Repeat every line that appears below, with nothing altered.

*** Data supplied

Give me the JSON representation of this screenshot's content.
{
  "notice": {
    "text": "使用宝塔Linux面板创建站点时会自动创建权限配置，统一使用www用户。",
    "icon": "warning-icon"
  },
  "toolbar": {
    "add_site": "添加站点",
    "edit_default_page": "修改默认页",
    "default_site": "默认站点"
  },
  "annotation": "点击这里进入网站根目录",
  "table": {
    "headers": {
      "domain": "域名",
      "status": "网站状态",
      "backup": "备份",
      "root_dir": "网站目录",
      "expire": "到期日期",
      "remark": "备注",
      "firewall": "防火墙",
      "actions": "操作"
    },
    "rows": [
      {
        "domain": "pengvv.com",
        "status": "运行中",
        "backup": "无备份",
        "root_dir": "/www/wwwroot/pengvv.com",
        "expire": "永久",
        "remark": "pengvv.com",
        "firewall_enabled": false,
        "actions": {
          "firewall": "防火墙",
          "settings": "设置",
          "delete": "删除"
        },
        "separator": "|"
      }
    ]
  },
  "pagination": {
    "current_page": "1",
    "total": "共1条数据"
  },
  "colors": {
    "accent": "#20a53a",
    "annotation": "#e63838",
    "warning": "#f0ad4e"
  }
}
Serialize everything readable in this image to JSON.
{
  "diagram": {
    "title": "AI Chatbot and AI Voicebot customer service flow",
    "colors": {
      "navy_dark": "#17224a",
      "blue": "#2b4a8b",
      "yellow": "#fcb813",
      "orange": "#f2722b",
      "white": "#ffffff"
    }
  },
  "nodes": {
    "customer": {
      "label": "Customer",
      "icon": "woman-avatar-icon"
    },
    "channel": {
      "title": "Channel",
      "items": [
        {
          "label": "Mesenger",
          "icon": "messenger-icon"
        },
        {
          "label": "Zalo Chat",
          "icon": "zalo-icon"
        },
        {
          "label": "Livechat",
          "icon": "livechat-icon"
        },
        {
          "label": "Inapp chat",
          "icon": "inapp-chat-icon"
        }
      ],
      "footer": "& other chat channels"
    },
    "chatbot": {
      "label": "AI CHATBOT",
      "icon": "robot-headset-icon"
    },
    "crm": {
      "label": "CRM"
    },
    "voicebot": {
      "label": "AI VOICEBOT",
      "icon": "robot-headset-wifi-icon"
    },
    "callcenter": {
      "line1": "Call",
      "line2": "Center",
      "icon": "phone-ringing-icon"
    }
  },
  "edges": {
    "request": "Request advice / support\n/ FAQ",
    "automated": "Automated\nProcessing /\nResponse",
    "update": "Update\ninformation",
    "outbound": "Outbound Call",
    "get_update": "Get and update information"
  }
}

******

Task output:
Give me the JSON representation of this screenshot's content.
{
  "notice": {
    "text": "使用宝塔Linux面板创建站点时会自动创建权限配置，统一使用www用户。",
    "icon": "warning-icon"
  },
  "toolbar": {
    "add_site": "添加站点",
    "edit_default_page": "修改默认页",
    "default_site": "默认站点"
  },
  "annotation": "点击这里进入网站根目录",
  "table": {
    "headers": {
      "domain": "域名",
      "status": "网站状态",
      "backup": "备份",
      "root_dir": "网站目录",
      "expire": "到期日期",
      "remark": "备注",
      "firewall": "防火墙",
      "actions": "操作"
    },
    "rows": [
      {
        "domain": "pengvv.com",
        "status": "运行中",
        "backup": "无备份",
        "root_dir": "/www/wwwroot/pengvv.com",
        "expire": "永久",
        "remark": "pengvv.com",
        "firewall_enabled": false,
        "actions": {
          "firewall": "防火墙",
          "settings": "设置",
          "delete": "删除"
        },
        "separator": "|"
      }
    ]
  },
  "pagination": {
    "current_page": "1",
    "total": "共1条数据"
  },
  "colors": {
    "accent": "#20a53a",
    "annotation": "#e63838",
    "warning": "#f0ad4e"
  }
}
Serialize everything readable in this image to JSON.
{
  "diagram": {
    "title": "AI Chatbot and AI Voicebot customer service flow",
    "colors": {
      "navy_dark": "#17224a",
      "blue": "#2b4a8b",
      "yellow": "#fcb813",
      "orange": "#f2722b",
      "white": "#ffffff"
    }
  },
  "nodes": {
    "customer": {
      "label": "Customer",
      "icon": "woman-avatar-icon"
    },
    "channel": {
      "title": "Channel",
      "items": [
        {
          "label": "Mesenger",
          "icon": "messenger-icon"
        },
        {
          "label": "Zalo Chat",
          "icon": "zalo-icon"
        },
        {
          "label": "Livechat",
          "icon": "livechat-icon"
        },
        {
          "label": "Inapp chat",
          "icon": "inapp-chat-icon"
        }
      ],
      "footer": "& other chat channels"
    },
    "chatbot": {
      "label": "AI CHATBOT",
      "icon": "robot-headset-icon"
    },
    "crm": {
      "label": "CRM"
    },
    "voicebot": {
      "label": "AI VOICEBOT",
      "icon": "robot-headset-wifi-icon"
    },
    "callcenter": {
      "line1": "Call",
      "line2": "Center",
      "icon": "phone-ringing-icon"
    }
  },
  "edges": {
    "request": "Request advice / support\n/ FAQ",
    "automated": "Automated\nProcessing /\nResponse",
    "update": "Update\ninformation",
    "outbound": "Outbound Call",
    "get_update": "Get and update information"
  }
}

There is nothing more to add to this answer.